Last time I introduced the topic of player “metrics.” (If you want to get caught up you can start with Part 1 and Part 2 of the series.) As I noted, determining the right metric is perhaps the most important task in player analytics. It’s almost too obvious of a point to make – but the starting point for any analytics project should be deciding what to measure or manage. It’s a non-trivial task because while the end goal (profit, wins) might be obvious, how this goal relates to an individual player (or strategy) may not be.

However, before I get too deep into metric development, I want to take a small detour and talk briefly about statistical models. We won’t get to modeling in this entry – the goal is to motivate the need for statistical models! If we are doing player analytics we need some type of tool kit to move us from mere opinion to fact based arguments.

To illustrate what I mean by “opinion” lets consider the example of rating quarterbacks. In the previous entry, I presented the Passer Rating Formula used to rate NFL quarterbacks. As a quick refresher let’s look at this beast one more time.The formula includes completion percentage (accuracy), yards per attempt (magnitude), touchdowns (ultimate success) and interceptions (failures). Let’s pretend for a second that the formula only contained touchdowns and interceptions (just to make it simple). The question then becomes how much should we weight touchdowns per attempt relative to interceptions per attempt? The actual formula is hopelessly complex in some ways – we have fractional weights and statistics in different units – so let’s take a step back from the actual formula.

Imagine we have two experts proposing Passer Rating statistics that are based on touchdowns and interceptions only. One expert might say that touchdowns per attempt are twice as important as interceptions. We will label this “expert” created formula as ePR1 for expert 1 Passer rating. The formula would be:

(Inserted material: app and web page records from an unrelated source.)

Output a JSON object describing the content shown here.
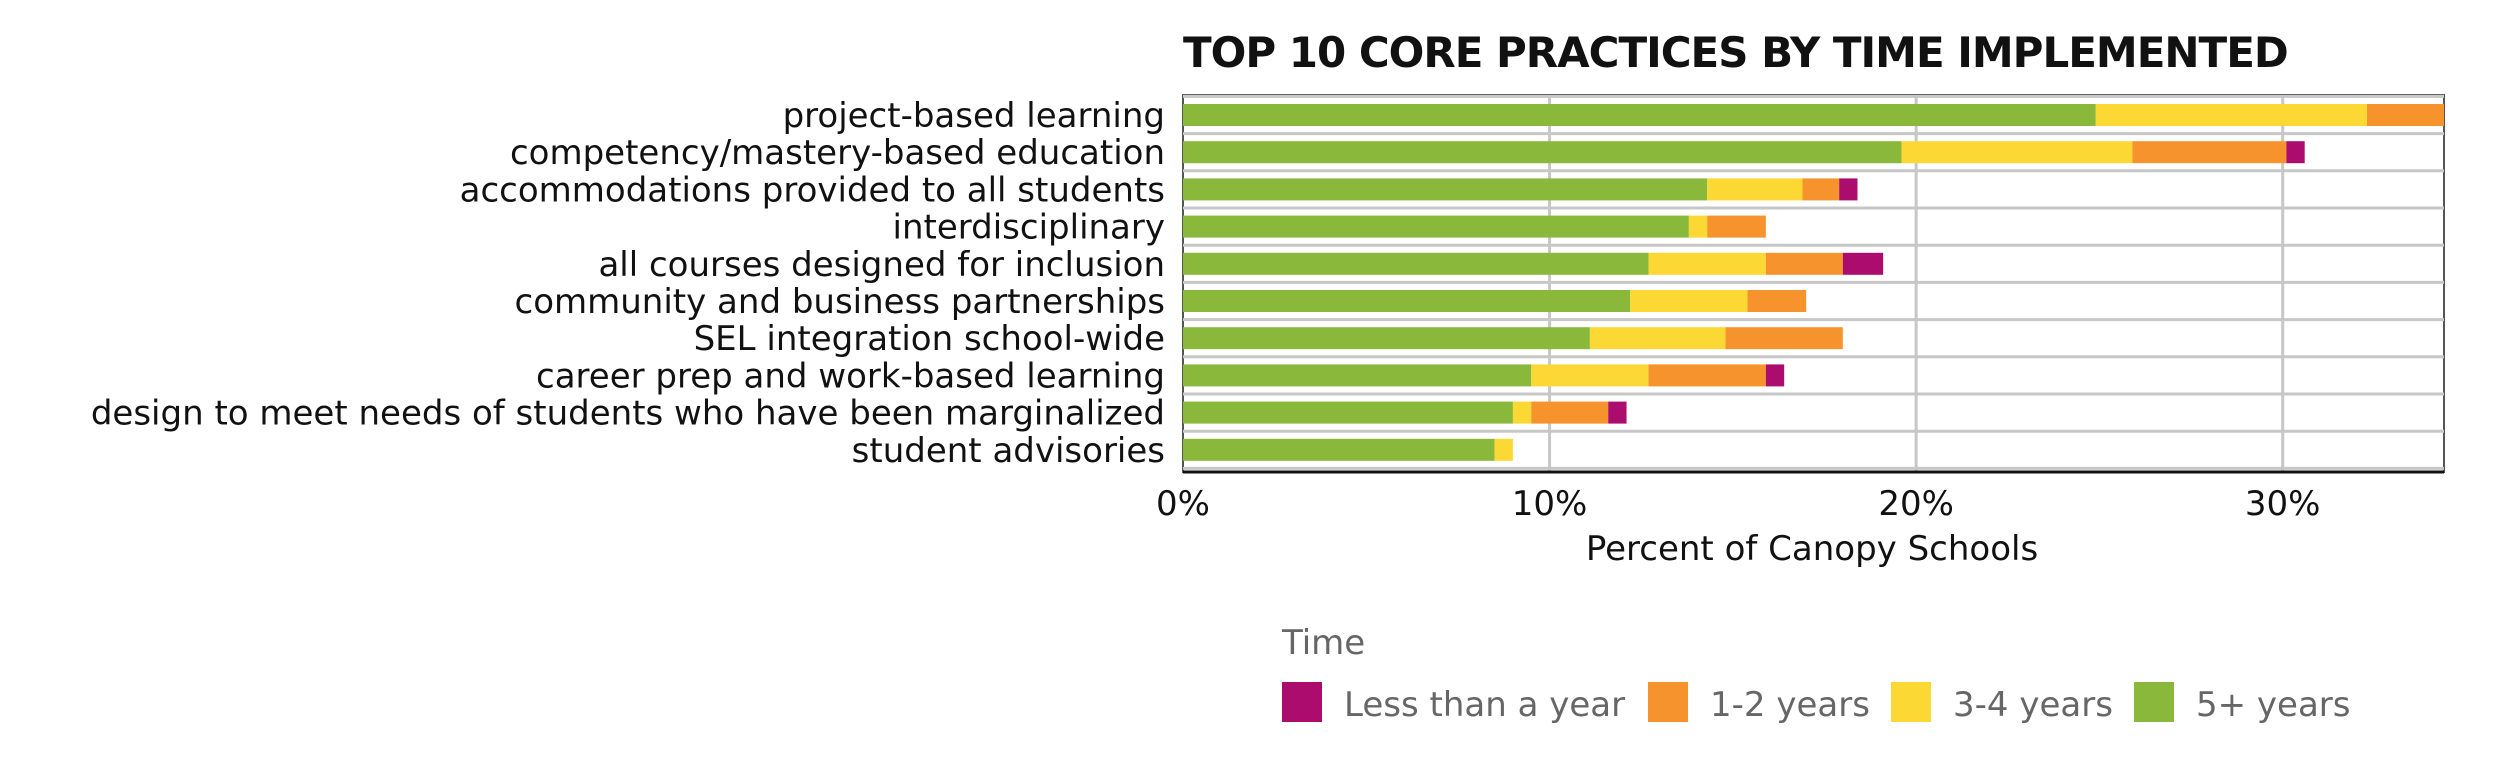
{
  "chart_data": {
    "type": "bar",
    "orientation": "horizontal",
    "stacked": true,
    "title": "TOP 10 CORE PRACTICES BY TIME IMPLEMENTED",
    "xlabel": "Percent of Canopy Schools",
    "ylabel": "",
    "xlim": [
      0,
      34.4
    ],
    "xticks": [
      0,
      10,
      20,
      30
    ],
    "xtick_labels": [
      "0%",
      "10%",
      "20%",
      "30%"
    ],
    "grid": "vertical",
    "legend": {
      "title": "Time",
      "placement": "bottom",
      "entries": [
        "Less than a year",
        "1-2 years",
        "3-4 years",
        "5+ years"
      ]
    },
    "categories": [
      "project-based learning",
      "competency/mastery-based education",
      "accommodations provided to all students",
      "interdisciplinary",
      "all courses designed for inclusion",
      "community and business partnerships",
      "SEL integration school-wide",
      "career prep and work-based learning",
      "design to meet needs of students who have been marginalized",
      "student advisories"
    ],
    "series": [
      {
        "name": "5+ years",
        "color": "#8ab83a",
        "values": [
          24.9,
          19.6,
          14.3,
          13.8,
          12.7,
          12.2,
          11.1,
          9.5,
          9.0,
          8.5
        ]
      },
      {
        "name": "3-4 years",
        "color": "#fcd835",
        "values": [
          7.4,
          6.3,
          2.6,
          0.5,
          3.2,
          3.2,
          3.7,
          3.2,
          0.5,
          0.5
        ]
      },
      {
        "name": "1-2 years",
        "color": "#f7932d",
        "values": [
          2.1,
          4.2,
          1.0,
          1.6,
          2.1,
          1.6,
          3.2,
          3.2,
          2.1,
          0
        ]
      },
      {
        "name": "Less than a year",
        "color": "#ad0c6f",
        "values": [
          0,
          0.5,
          0.5,
          0,
          1.1,
          0,
          0,
          0.5,
          0.5,
          0
        ]
      }
    ]
  }
}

Maybe this judgment would be accompanied by some logic along the lines of “touchdowns are twice as important because the opposing team doesn’t always score as the result of an interception.”

However, the second expert suggests that the touchdowns and interceptions should be weighted equally. Maybe the logic of the second expert is that interceptions have both direct negative consequences (loss of possession) and also negative psychological effects (loss of momentum), and should therefore be weighted more heavily. The formula for expert 2 can be written as:

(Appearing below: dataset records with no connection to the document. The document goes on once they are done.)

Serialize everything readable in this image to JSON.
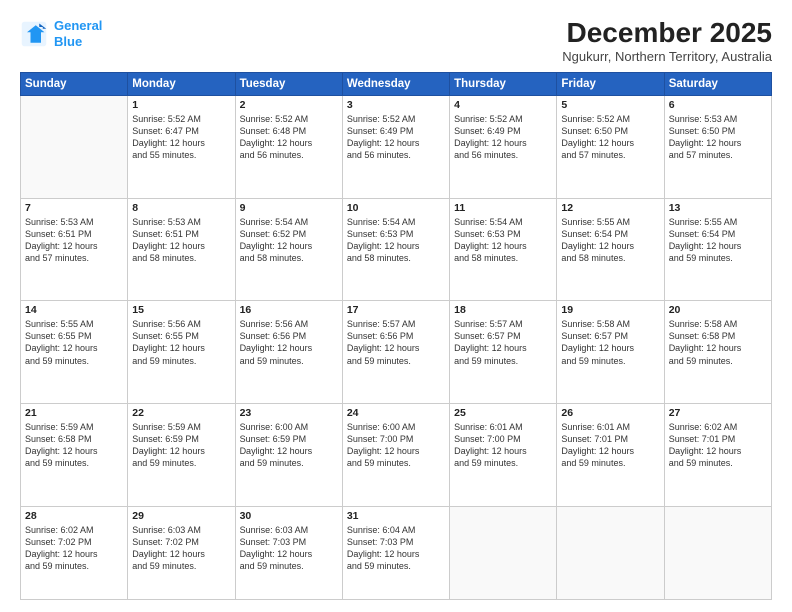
{
  "logo": {
    "line1": "General",
    "line2": "Blue"
  },
  "title": "December 2025",
  "subtitle": "Ngukurr, Northern Territory, Australia",
  "days_of_week": [
    "Sunday",
    "Monday",
    "Tuesday",
    "Wednesday",
    "Thursday",
    "Friday",
    "Saturday"
  ],
  "weeks": [
    [
      {
        "day": "",
        "info": ""
      },
      {
        "day": "1",
        "info": "Sunrise: 5:52 AM\nSunset: 6:47 PM\nDaylight: 12 hours\nand 55 minutes."
      },
      {
        "day": "2",
        "info": "Sunrise: 5:52 AM\nSunset: 6:48 PM\nDaylight: 12 hours\nand 56 minutes."
      },
      {
        "day": "3",
        "info": "Sunrise: 5:52 AM\nSunset: 6:49 PM\nDaylight: 12 hours\nand 56 minutes."
      },
      {
        "day": "4",
        "info": "Sunrise: 5:52 AM\nSunset: 6:49 PM\nDaylight: 12 hours\nand 56 minutes."
      },
      {
        "day": "5",
        "info": "Sunrise: 5:52 AM\nSunset: 6:50 PM\nDaylight: 12 hours\nand 57 minutes."
      },
      {
        "day": "6",
        "info": "Sunrise: 5:53 AM\nSunset: 6:50 PM\nDaylight: 12 hours\nand 57 minutes."
      }
    ],
    [
      {
        "day": "7",
        "info": "Sunrise: 5:53 AM\nSunset: 6:51 PM\nDaylight: 12 hours\nand 57 minutes."
      },
      {
        "day": "8",
        "info": "Sunrise: 5:53 AM\nSunset: 6:51 PM\nDaylight: 12 hours\nand 58 minutes."
      },
      {
        "day": "9",
        "info": "Sunrise: 5:54 AM\nSunset: 6:52 PM\nDaylight: 12 hours\nand 58 minutes."
      },
      {
        "day": "10",
        "info": "Sunrise: 5:54 AM\nSunset: 6:53 PM\nDaylight: 12 hours\nand 58 minutes."
      },
      {
        "day": "11",
        "info": "Sunrise: 5:54 AM\nSunset: 6:53 PM\nDaylight: 12 hours\nand 58 minutes."
      },
      {
        "day": "12",
        "info": "Sunrise: 5:55 AM\nSunset: 6:54 PM\nDaylight: 12 hours\nand 58 minutes."
      },
      {
        "day": "13",
        "info": "Sunrise: 5:55 AM\nSunset: 6:54 PM\nDaylight: 12 hours\nand 59 minutes."
      }
    ],
    [
      {
        "day": "14",
        "info": "Sunrise: 5:55 AM\nSunset: 6:55 PM\nDaylight: 12 hours\nand 59 minutes."
      },
      {
        "day": "15",
        "info": "Sunrise: 5:56 AM\nSunset: 6:55 PM\nDaylight: 12 hours\nand 59 minutes."
      },
      {
        "day": "16",
        "info": "Sunrise: 5:56 AM\nSunset: 6:56 PM\nDaylight: 12 hours\nand 59 minutes."
      },
      {
        "day": "17",
        "info": "Sunrise: 5:57 AM\nSunset: 6:56 PM\nDaylight: 12 hours\nand 59 minutes."
      },
      {
        "day": "18",
        "info": "Sunrise: 5:57 AM\nSunset: 6:57 PM\nDaylight: 12 hours\nand 59 minutes."
      },
      {
        "day": "19",
        "info": "Sunrise: 5:58 AM\nSunset: 6:57 PM\nDaylight: 12 hours\nand 59 minutes."
      },
      {
        "day": "20",
        "info": "Sunrise: 5:58 AM\nSunset: 6:58 PM\nDaylight: 12 hours\nand 59 minutes."
      }
    ],
    [
      {
        "day": "21",
        "info": "Sunrise: 5:59 AM\nSunset: 6:58 PM\nDaylight: 12 hours\nand 59 minutes."
      },
      {
        "day": "22",
        "info": "Sunrise: 5:59 AM\nSunset: 6:59 PM\nDaylight: 12 hours\nand 59 minutes."
      },
      {
        "day": "23",
        "info": "Sunrise: 6:00 AM\nSunset: 6:59 PM\nDaylight: 12 hours\nand 59 minutes."
      },
      {
        "day": "24",
        "info": "Sunrise: 6:00 AM\nSunset: 7:00 PM\nDaylight: 12 hours\nand 59 minutes."
      },
      {
        "day": "25",
        "info": "Sunrise: 6:01 AM\nSunset: 7:00 PM\nDaylight: 12 hours\nand 59 minutes."
      },
      {
        "day": "26",
        "info": "Sunrise: 6:01 AM\nSunset: 7:01 PM\nDaylight: 12 hours\nand 59 minutes."
      },
      {
        "day": "27",
        "info": "Sunrise: 6:02 AM\nSunset: 7:01 PM\nDaylight: 12 hours\nand 59 minutes."
      }
    ],
    [
      {
        "day": "28",
        "info": "Sunrise: 6:02 AM\nSunset: 7:02 PM\nDaylight: 12 hours\nand 59 minutes."
      },
      {
        "day": "29",
        "info": "Sunrise: 6:03 AM\nSunset: 7:02 PM\nDaylight: 12 hours\nand 59 minutes."
      },
      {
        "day": "30",
        "info": "Sunrise: 6:03 AM\nSunset: 7:03 PM\nDaylight: 12 hours\nand 59 minutes."
      },
      {
        "day": "31",
        "info": "Sunrise: 6:04 AM\nSunset: 7:03 PM\nDaylight: 12 hours\nand 59 minutes."
      },
      {
        "day": "",
        "info": ""
      },
      {
        "day": "",
        "info": ""
      },
      {
        "day": "",
        "info": ""
      }
    ]
  ]
}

I suspect that many readers (or a high percentage of a few readers) are objecting to developing metrics using this approach. The approach probably seems arbitrary. It is. I’ve intentionally presented things in a manner that highlights the subjective nature of the process. I’ve reduced things down to just 2 stats and I’ve chosen very simple weights. But the reality is that this is the basic process through which novices tend to develop “new” or “advanced” statistics. In fact, it is still very much a standard practice. The decision maker or supporting analysts gather multiple pieces of information and then use a system of weights to determine a final “grade” or evaluation.

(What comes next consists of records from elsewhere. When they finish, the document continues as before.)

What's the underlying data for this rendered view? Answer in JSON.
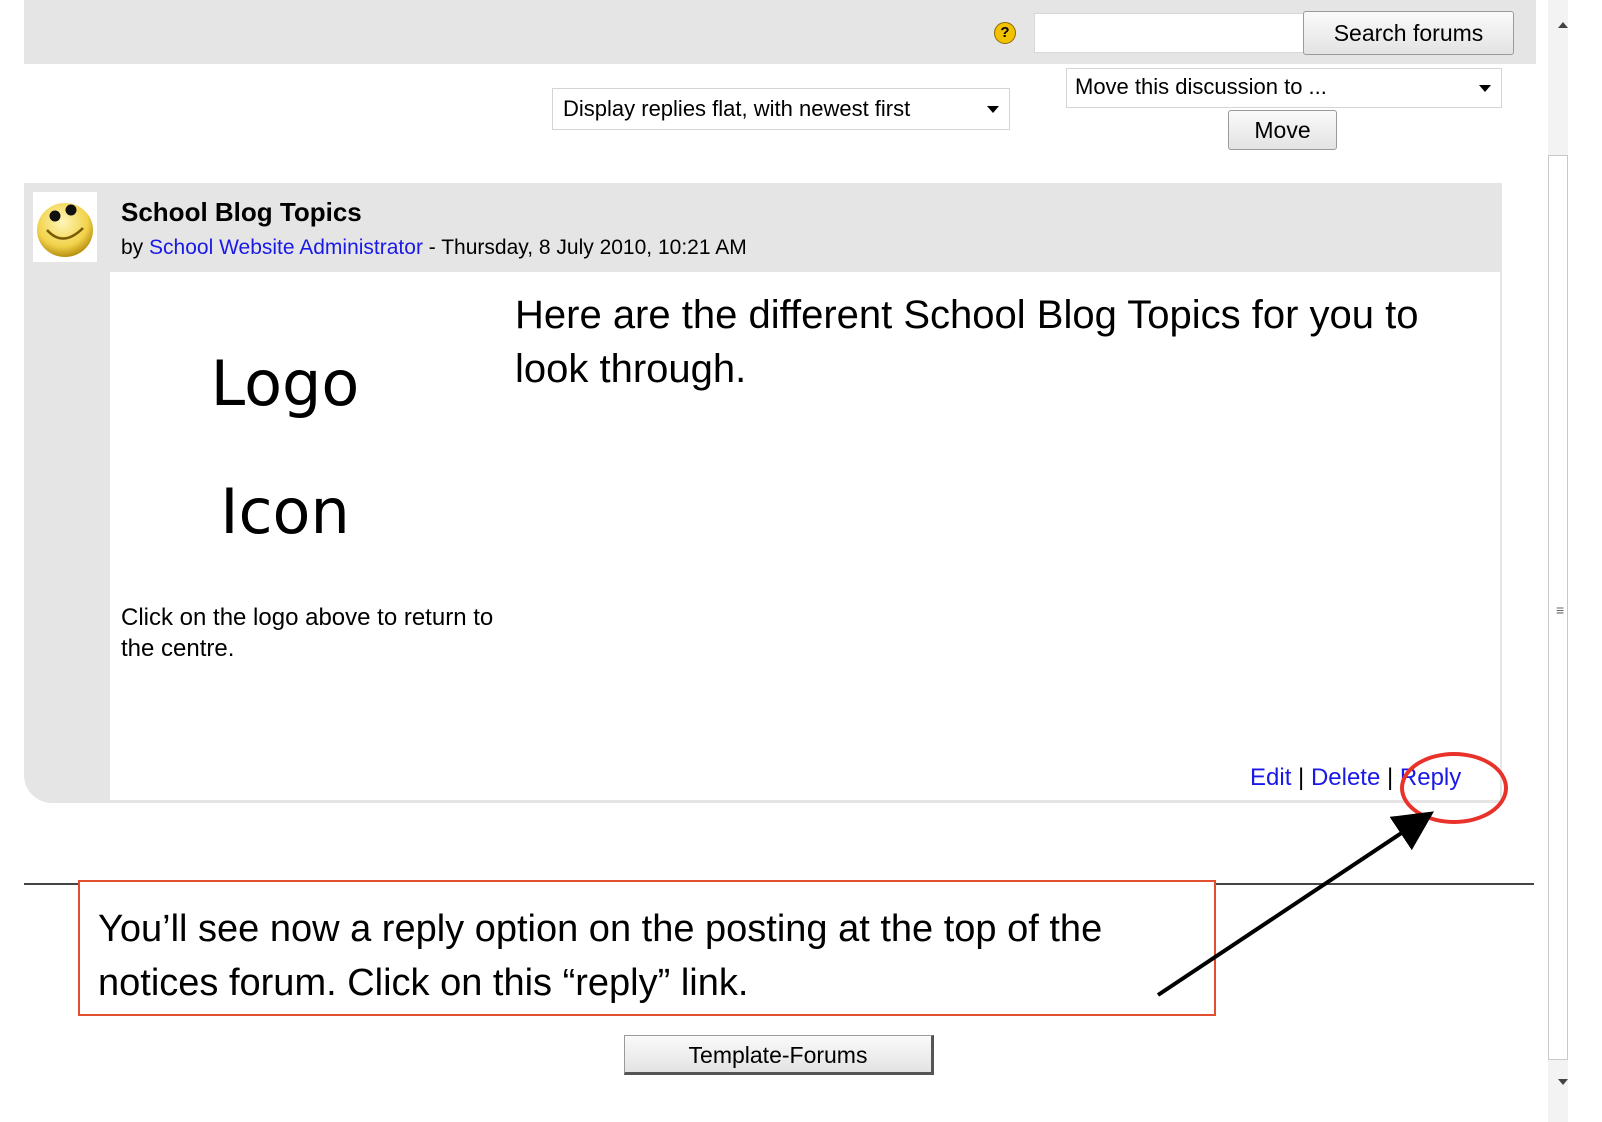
{
  "search": {
    "input_value": "",
    "help_label": "?",
    "button_label": "Search forums"
  },
  "discussion_controls": {
    "display_mode": "Display replies flat, with newest first",
    "move_select": "Move this discussion to ...",
    "move_button": "Move"
  },
  "post": {
    "subject": "School Blog Topics",
    "by_prefix": "by",
    "author": "School Website Administrator",
    "date_separator": " - ",
    "date": "Thursday, 8 July 2010, 10:21 AM",
    "logo_image_text": "Logo Icon",
    "logo_caption": "Click on the logo above to return to the centre.",
    "message": "Here are the different School Blog Topics for you to look through.",
    "actions": {
      "edit": "Edit",
      "delete": "Delete",
      "reply": "Reply",
      "separator": " | "
    }
  },
  "annotation": {
    "callout_text": "You’ll see now a reply option on the posting at the top of the notices forum. Click on this “reply” link.",
    "highlight_color": "#e8322a"
  },
  "footer": {
    "template_button": "Template-Forums"
  },
  "scrollbar": {
    "grip_icon": "grip-icon"
  }
}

The question then becomes which formula do we use? Both formulas include multiple pieces of data and are based on a combination of logic and experience. I am ignoring (for the moment) a critical element of this topic – the issue of decision biases. In subsequent entries, I’m going to advocate for an approach that is based on data and statistical models. Next time, we will start to talk more about statistical tools.